→ What the task requires:
State only the count of lines in the listing below that hold "title".

→ Records shown:
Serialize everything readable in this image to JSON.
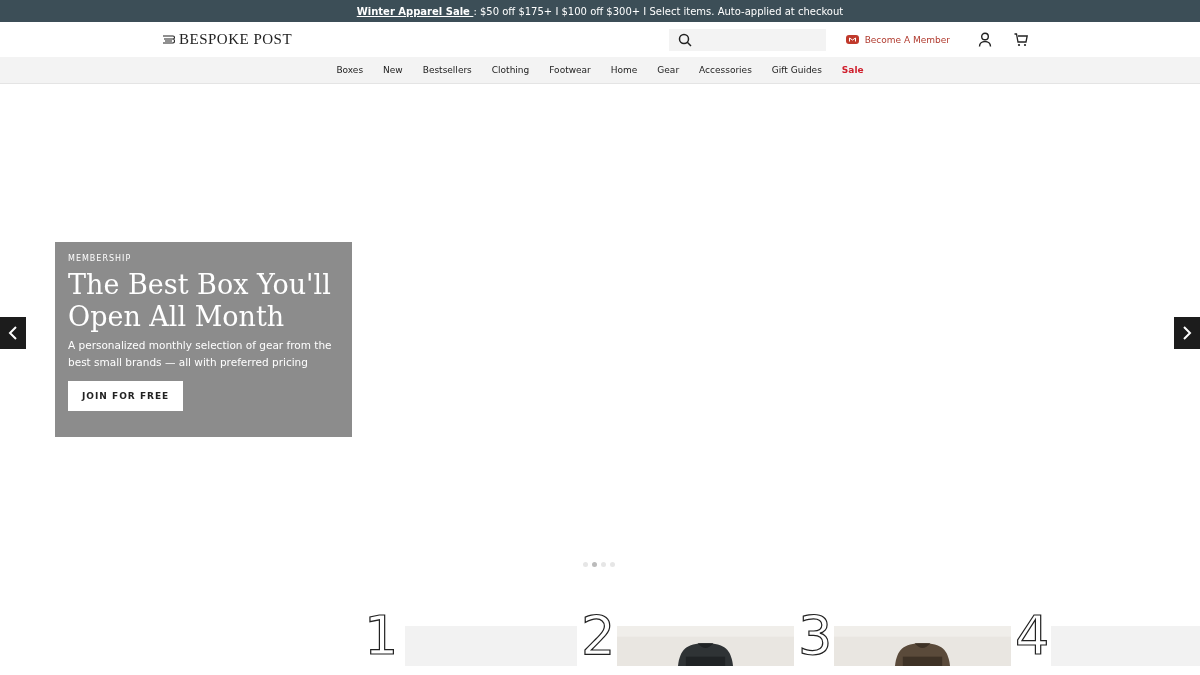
{
  "promo_bar": {
    "link": "Winter Apparel Sale ",
    "text": ": $50 off $175+ I $100 off $300+ I Select items. Auto-applied at checkout"
  },
  "header": {
    "logo": "BESPOKE POST",
    "member_link": "Become A Member"
  },
  "nav": [
    {
      "label": "Boxes",
      "kind": "normal"
    },
    {
      "label": "New",
      "kind": "normal"
    },
    {
      "label": "Bestsellers",
      "kind": "normal"
    },
    {
      "label": "Clothing",
      "kind": "normal"
    },
    {
      "label": "Footwear",
      "kind": "normal"
    },
    {
      "label": "Home",
      "kind": "normal"
    },
    {
      "label": "Gear",
      "kind": "normal"
    },
    {
      "label": "Accessories",
      "kind": "normal"
    },
    {
      "label": "Gift Guides",
      "kind": "normal"
    },
    {
      "label": "Sale",
      "kind": "sale"
    }
  ],
  "hero": {
    "eyebrow": "MEMBERSHIP",
    "title": "The Best Box You'll Open All Month",
    "text": "A personalized monthly selection of gear from the best small brands — all with preferred pricing",
    "button": "JOIN FOR FREE",
    "dots": [
      {
        "selected": false
      },
      {
        "selected": true
      },
      {
        "selected": false
      },
      {
        "selected": false
      }
    ]
  },
  "steps": [
    {
      "number": "1",
      "kind": "empty"
    },
    {
      "number": "2",
      "kind": "picture"
    },
    {
      "number": "3",
      "kind": "picture"
    },
    {
      "number": "4",
      "kind": "empty"
    }
  ]
}
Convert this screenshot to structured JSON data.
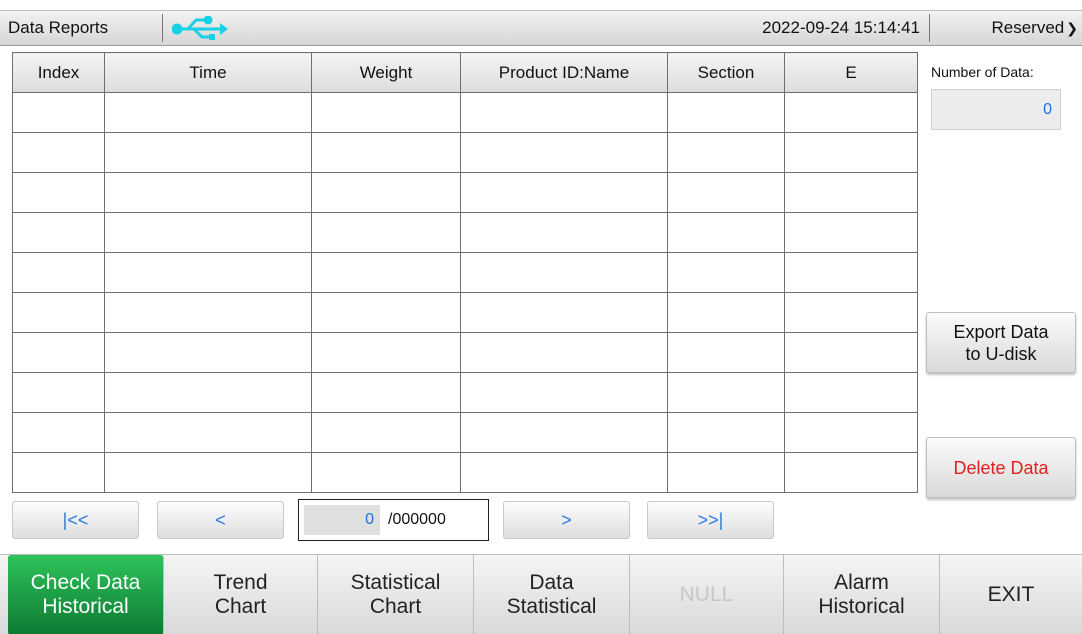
{
  "header": {
    "title": "Data Reports",
    "usb_icon": "usb-icon",
    "datetime": "2022-09-24 15:14:41",
    "reserved_label": "Reserved",
    "reserved_arrow": "❯"
  },
  "table": {
    "columns": [
      "Index",
      "Time",
      "Weight",
      "Product ID:Name",
      "Section",
      "E"
    ],
    "rows": [
      [
        "",
        "",
        "",
        "",
        "",
        ""
      ],
      [
        "",
        "",
        "",
        "",
        "",
        ""
      ],
      [
        "",
        "",
        "",
        "",
        "",
        ""
      ],
      [
        "",
        "",
        "",
        "",
        "",
        ""
      ],
      [
        "",
        "",
        "",
        "",
        "",
        ""
      ],
      [
        "",
        "",
        "",
        "",
        "",
        ""
      ],
      [
        "",
        "",
        "",
        "",
        "",
        ""
      ],
      [
        "",
        "",
        "",
        "",
        "",
        ""
      ],
      [
        "",
        "",
        "",
        "",
        "",
        ""
      ],
      [
        "",
        "",
        "",
        "",
        "",
        ""
      ]
    ]
  },
  "side": {
    "number_label": "Number of Data:",
    "number_value": "0",
    "export_line1": "Export Data",
    "export_line2": "to U-disk",
    "delete_label": "Delete Data"
  },
  "paging": {
    "first": "|<<",
    "prev": "<",
    "current": "0",
    "total": "/000000",
    "next": ">",
    "last": ">>|"
  },
  "nav": {
    "items": [
      {
        "line1": "Check Data",
        "line2": "Historical"
      },
      {
        "line1": "Trend",
        "line2": "Chart"
      },
      {
        "line1": "Statistical",
        "line2": "Chart"
      },
      {
        "line1": "Data",
        "line2": "Statistical"
      },
      {
        "line1": "NULL",
        "line2": ""
      },
      {
        "line1": "Alarm",
        "line2": "Historical"
      },
      {
        "line1": "EXIT",
        "line2": ""
      }
    ]
  },
  "colors": {
    "accent_blue": "#2a7be0",
    "delete_red": "#e11f1f",
    "active_green": "#0d7a33",
    "usb_cyan": "#19d0e6"
  }
}
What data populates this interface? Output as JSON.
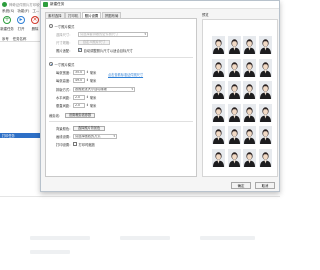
{
  "app": {
    "title": "神奇证件照片打印软件",
    "menu": [
      "系统(S)",
      "功能(F)",
      "工..."
    ],
    "toolbar": [
      {
        "label": "新建任务",
        "icon": "plus-icon"
      },
      {
        "label": "打开",
        "icon": "folder-icon"
      },
      {
        "label": "删除",
        "icon": "delete-icon"
      }
    ],
    "list_headers": [
      "序号",
      "任务名称"
    ],
    "sidebar_selected": "打印任务"
  },
  "dialog": {
    "title": "新建任务",
    "tabs": [
      "素材选择",
      "打印机",
      "照片设置",
      "拼图布局"
    ],
    "active_tab": 2,
    "single_mode_label": "一寸照片模式",
    "select_size_label": "选择尺寸：",
    "select_size_value": "请选择要排版的证件照尺寸",
    "size_label": "尺寸规格：",
    "custom_size_button": "自定义照片尺寸",
    "auto_fit_label": "照片适配：",
    "auto_fit_option": "自动调整照片尺寸以适合目标尺寸",
    "multi_mode_label": "一寸照片模式",
    "width_label": "每张宽度：",
    "width_value": "35.0",
    "width_unit": "毫米",
    "height_label": "每张高度：",
    "height_value": "49.0",
    "height_unit": "毫米",
    "size_help_link": "点击查看标准证件照尺寸",
    "layout_label": "排版方式：",
    "layout_value": "按照纸张大小自动排版",
    "h_spacing_label": "水平间距：",
    "h_spacing_value": "2.0",
    "h_spacing_unit": "毫米",
    "v_spacing_label": "垂直间距：",
    "v_spacing_value": "2.0",
    "v_spacing_unit": "毫米",
    "cut_line_label": "裁剪线：",
    "cut_line_button": "设置裁剪线参数",
    "bg_color_label": "背景颜色：",
    "bg_color_button": "选择照片背景色",
    "border_label": "画线设置：",
    "border_value": "请选择画线的方式",
    "print_label": "打印设置：",
    "print_option": "打印时缩放",
    "preview_label": "预览",
    "ok_button": "确定",
    "cancel_button": "取消"
  }
}
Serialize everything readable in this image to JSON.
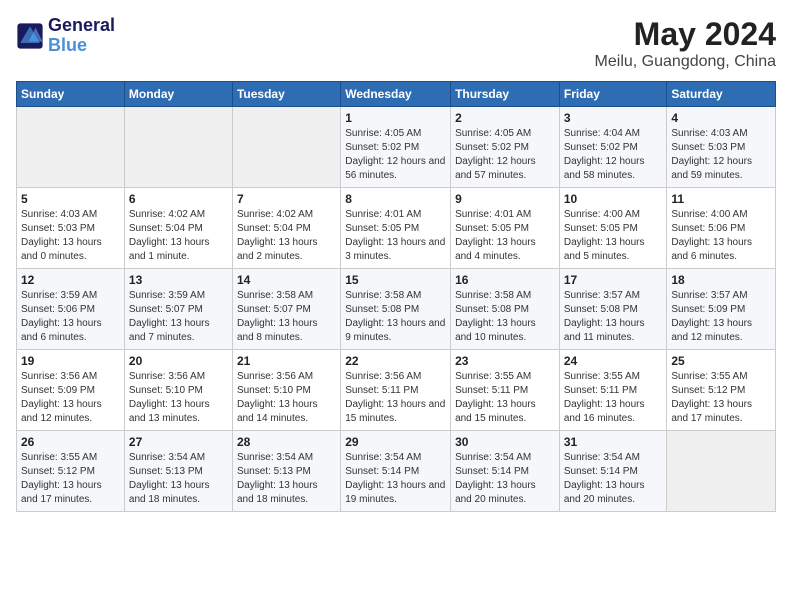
{
  "header": {
    "logo_line1": "General",
    "logo_line2": "Blue",
    "month": "May 2024",
    "location": "Meilu, Guangdong, China"
  },
  "weekdays": [
    "Sunday",
    "Monday",
    "Tuesday",
    "Wednesday",
    "Thursday",
    "Friday",
    "Saturday"
  ],
  "weeks": [
    [
      {
        "day": "",
        "info": ""
      },
      {
        "day": "",
        "info": ""
      },
      {
        "day": "",
        "info": ""
      },
      {
        "day": "1",
        "info": "Sunrise: 4:05 AM\nSunset: 5:02 PM\nDaylight: 12 hours and 56 minutes."
      },
      {
        "day": "2",
        "info": "Sunrise: 4:05 AM\nSunset: 5:02 PM\nDaylight: 12 hours and 57 minutes."
      },
      {
        "day": "3",
        "info": "Sunrise: 4:04 AM\nSunset: 5:02 PM\nDaylight: 12 hours and 58 minutes."
      },
      {
        "day": "4",
        "info": "Sunrise: 4:03 AM\nSunset: 5:03 PM\nDaylight: 12 hours and 59 minutes."
      }
    ],
    [
      {
        "day": "5",
        "info": "Sunrise: 4:03 AM\nSunset: 5:03 PM\nDaylight: 13 hours and 0 minutes."
      },
      {
        "day": "6",
        "info": "Sunrise: 4:02 AM\nSunset: 5:04 PM\nDaylight: 13 hours and 1 minute."
      },
      {
        "day": "7",
        "info": "Sunrise: 4:02 AM\nSunset: 5:04 PM\nDaylight: 13 hours and 2 minutes."
      },
      {
        "day": "8",
        "info": "Sunrise: 4:01 AM\nSunset: 5:05 PM\nDaylight: 13 hours and 3 minutes."
      },
      {
        "day": "9",
        "info": "Sunrise: 4:01 AM\nSunset: 5:05 PM\nDaylight: 13 hours and 4 minutes."
      },
      {
        "day": "10",
        "info": "Sunrise: 4:00 AM\nSunset: 5:05 PM\nDaylight: 13 hours and 5 minutes."
      },
      {
        "day": "11",
        "info": "Sunrise: 4:00 AM\nSunset: 5:06 PM\nDaylight: 13 hours and 6 minutes."
      }
    ],
    [
      {
        "day": "12",
        "info": "Sunrise: 3:59 AM\nSunset: 5:06 PM\nDaylight: 13 hours and 6 minutes."
      },
      {
        "day": "13",
        "info": "Sunrise: 3:59 AM\nSunset: 5:07 PM\nDaylight: 13 hours and 7 minutes."
      },
      {
        "day": "14",
        "info": "Sunrise: 3:58 AM\nSunset: 5:07 PM\nDaylight: 13 hours and 8 minutes."
      },
      {
        "day": "15",
        "info": "Sunrise: 3:58 AM\nSunset: 5:08 PM\nDaylight: 13 hours and 9 minutes."
      },
      {
        "day": "16",
        "info": "Sunrise: 3:58 AM\nSunset: 5:08 PM\nDaylight: 13 hours and 10 minutes."
      },
      {
        "day": "17",
        "info": "Sunrise: 3:57 AM\nSunset: 5:08 PM\nDaylight: 13 hours and 11 minutes."
      },
      {
        "day": "18",
        "info": "Sunrise: 3:57 AM\nSunset: 5:09 PM\nDaylight: 13 hours and 12 minutes."
      }
    ],
    [
      {
        "day": "19",
        "info": "Sunrise: 3:56 AM\nSunset: 5:09 PM\nDaylight: 13 hours and 12 minutes."
      },
      {
        "day": "20",
        "info": "Sunrise: 3:56 AM\nSunset: 5:10 PM\nDaylight: 13 hours and 13 minutes."
      },
      {
        "day": "21",
        "info": "Sunrise: 3:56 AM\nSunset: 5:10 PM\nDaylight: 13 hours and 14 minutes."
      },
      {
        "day": "22",
        "info": "Sunrise: 3:56 AM\nSunset: 5:11 PM\nDaylight: 13 hours and 15 minutes."
      },
      {
        "day": "23",
        "info": "Sunrise: 3:55 AM\nSunset: 5:11 PM\nDaylight: 13 hours and 15 minutes."
      },
      {
        "day": "24",
        "info": "Sunrise: 3:55 AM\nSunset: 5:11 PM\nDaylight: 13 hours and 16 minutes."
      },
      {
        "day": "25",
        "info": "Sunrise: 3:55 AM\nSunset: 5:12 PM\nDaylight: 13 hours and 17 minutes."
      }
    ],
    [
      {
        "day": "26",
        "info": "Sunrise: 3:55 AM\nSunset: 5:12 PM\nDaylight: 13 hours and 17 minutes."
      },
      {
        "day": "27",
        "info": "Sunrise: 3:54 AM\nSunset: 5:13 PM\nDaylight: 13 hours and 18 minutes."
      },
      {
        "day": "28",
        "info": "Sunrise: 3:54 AM\nSunset: 5:13 PM\nDaylight: 13 hours and 18 minutes."
      },
      {
        "day": "29",
        "info": "Sunrise: 3:54 AM\nSunset: 5:14 PM\nDaylight: 13 hours and 19 minutes."
      },
      {
        "day": "30",
        "info": "Sunrise: 3:54 AM\nSunset: 5:14 PM\nDaylight: 13 hours and 20 minutes."
      },
      {
        "day": "31",
        "info": "Sunrise: 3:54 AM\nSunset: 5:14 PM\nDaylight: 13 hours and 20 minutes."
      },
      {
        "day": "",
        "info": ""
      }
    ]
  ]
}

→ Answer box:
4